**App and web page records**
▬▬▬▬▬▬
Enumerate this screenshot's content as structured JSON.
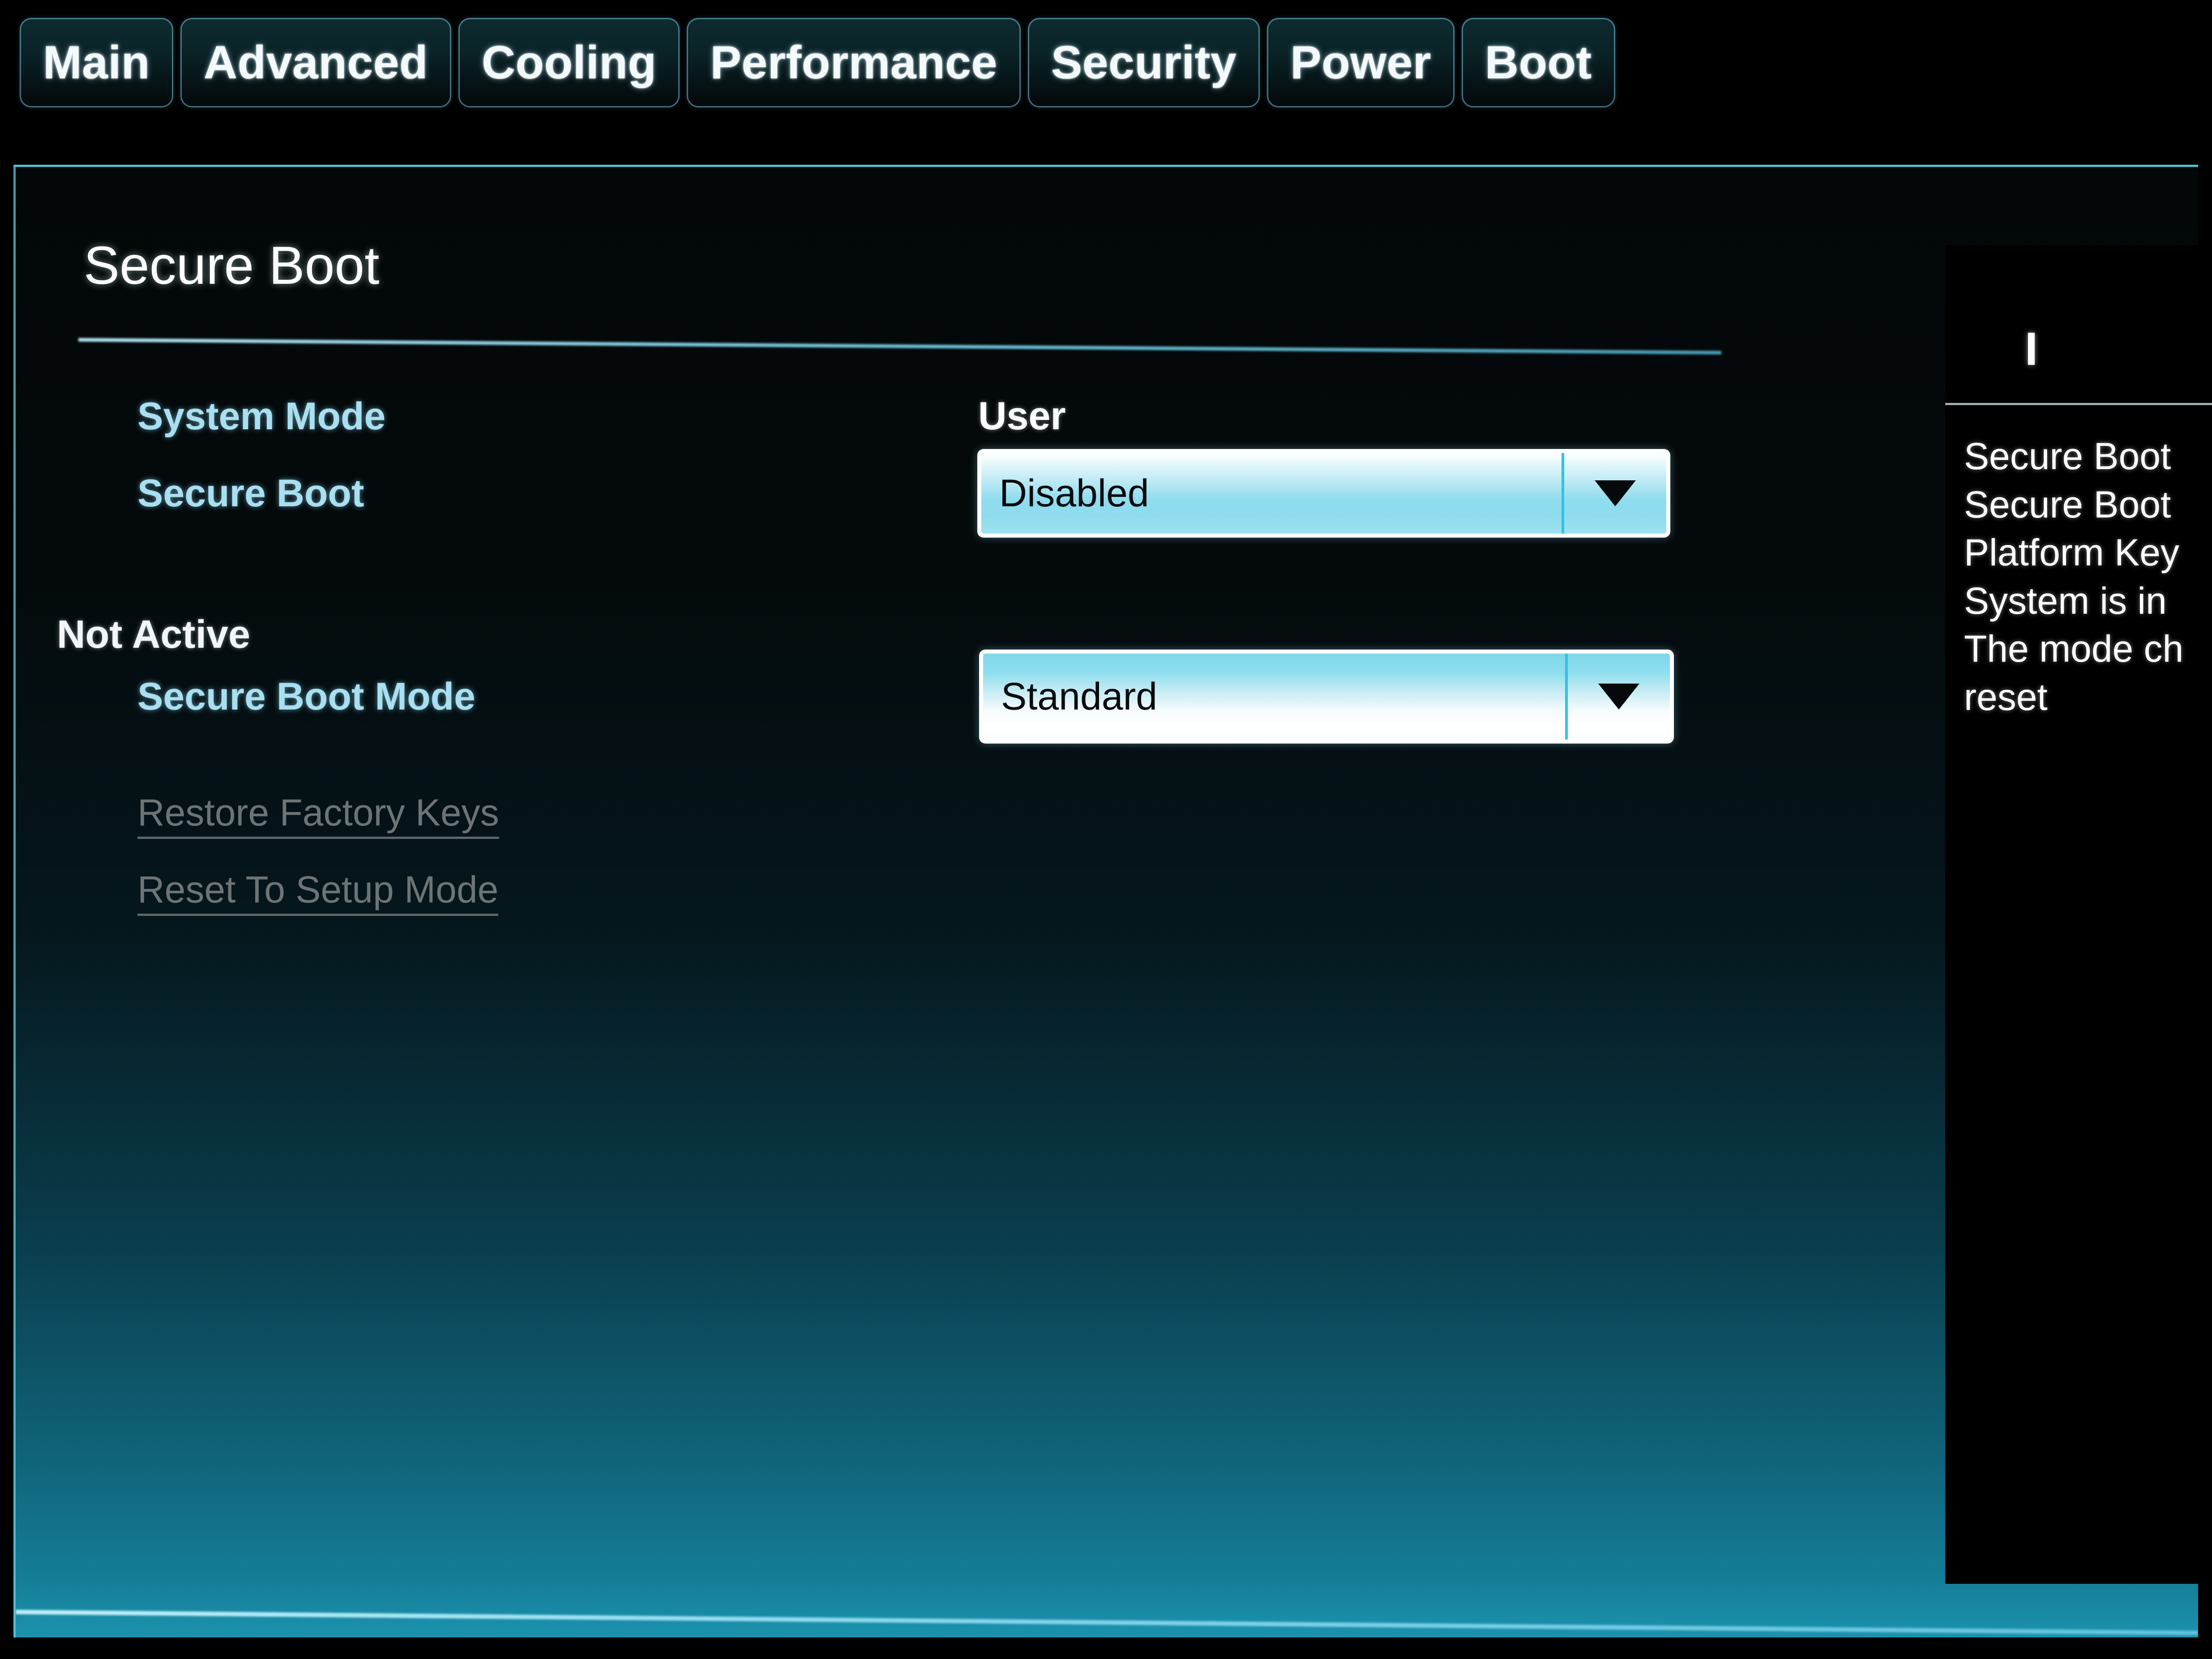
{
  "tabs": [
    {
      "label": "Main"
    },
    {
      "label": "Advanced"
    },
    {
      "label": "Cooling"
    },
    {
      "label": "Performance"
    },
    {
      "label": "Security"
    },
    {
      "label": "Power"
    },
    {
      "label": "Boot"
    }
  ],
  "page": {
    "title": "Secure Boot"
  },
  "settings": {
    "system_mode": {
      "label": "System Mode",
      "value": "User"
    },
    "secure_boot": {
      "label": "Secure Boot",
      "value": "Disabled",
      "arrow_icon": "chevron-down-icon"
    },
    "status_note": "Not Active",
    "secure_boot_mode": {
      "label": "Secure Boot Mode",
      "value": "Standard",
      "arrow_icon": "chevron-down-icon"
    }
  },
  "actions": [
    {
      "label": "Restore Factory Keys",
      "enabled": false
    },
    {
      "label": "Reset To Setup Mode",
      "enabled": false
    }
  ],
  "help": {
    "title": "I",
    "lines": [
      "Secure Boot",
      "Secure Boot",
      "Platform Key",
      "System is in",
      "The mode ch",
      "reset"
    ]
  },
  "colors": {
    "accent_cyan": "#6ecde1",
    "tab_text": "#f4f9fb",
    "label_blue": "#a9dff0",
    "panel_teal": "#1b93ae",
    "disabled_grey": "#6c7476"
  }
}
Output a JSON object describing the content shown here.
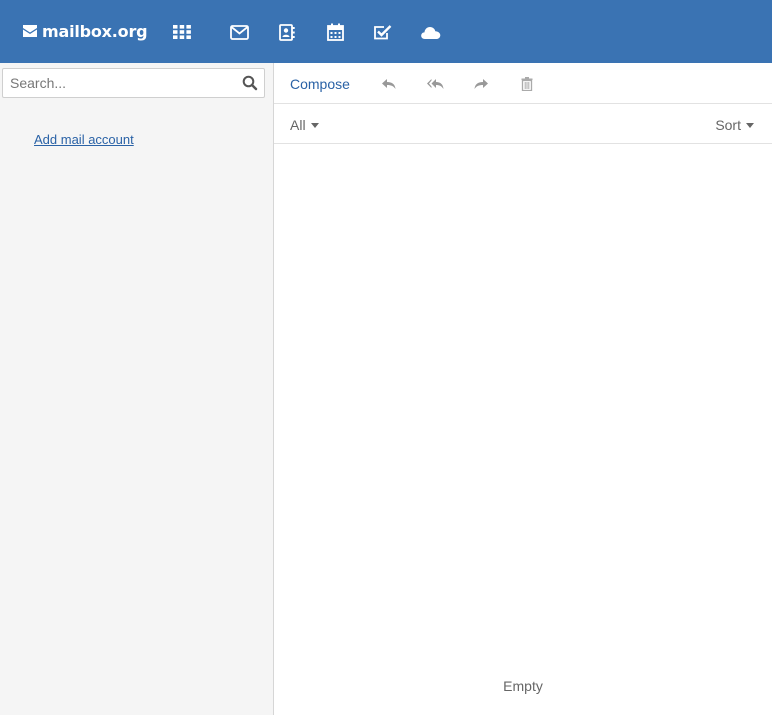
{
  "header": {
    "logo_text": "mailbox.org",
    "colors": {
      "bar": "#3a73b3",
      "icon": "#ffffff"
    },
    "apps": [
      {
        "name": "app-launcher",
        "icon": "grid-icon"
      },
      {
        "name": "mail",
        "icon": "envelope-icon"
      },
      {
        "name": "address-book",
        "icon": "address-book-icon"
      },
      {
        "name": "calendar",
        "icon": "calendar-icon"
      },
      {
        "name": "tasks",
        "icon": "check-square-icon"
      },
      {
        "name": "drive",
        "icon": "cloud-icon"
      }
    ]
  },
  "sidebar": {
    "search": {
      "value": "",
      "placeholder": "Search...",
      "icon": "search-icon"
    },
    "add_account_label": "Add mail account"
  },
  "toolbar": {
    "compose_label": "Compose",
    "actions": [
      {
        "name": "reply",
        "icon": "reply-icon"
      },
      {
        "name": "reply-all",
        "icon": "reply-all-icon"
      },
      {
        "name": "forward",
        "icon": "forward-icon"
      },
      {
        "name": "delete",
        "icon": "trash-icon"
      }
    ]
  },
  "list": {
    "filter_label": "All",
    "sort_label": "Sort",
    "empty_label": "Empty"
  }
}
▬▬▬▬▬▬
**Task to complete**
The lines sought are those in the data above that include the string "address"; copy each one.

**Worked solution**
        "name": "address-book",
        "icon": "address-book-icon"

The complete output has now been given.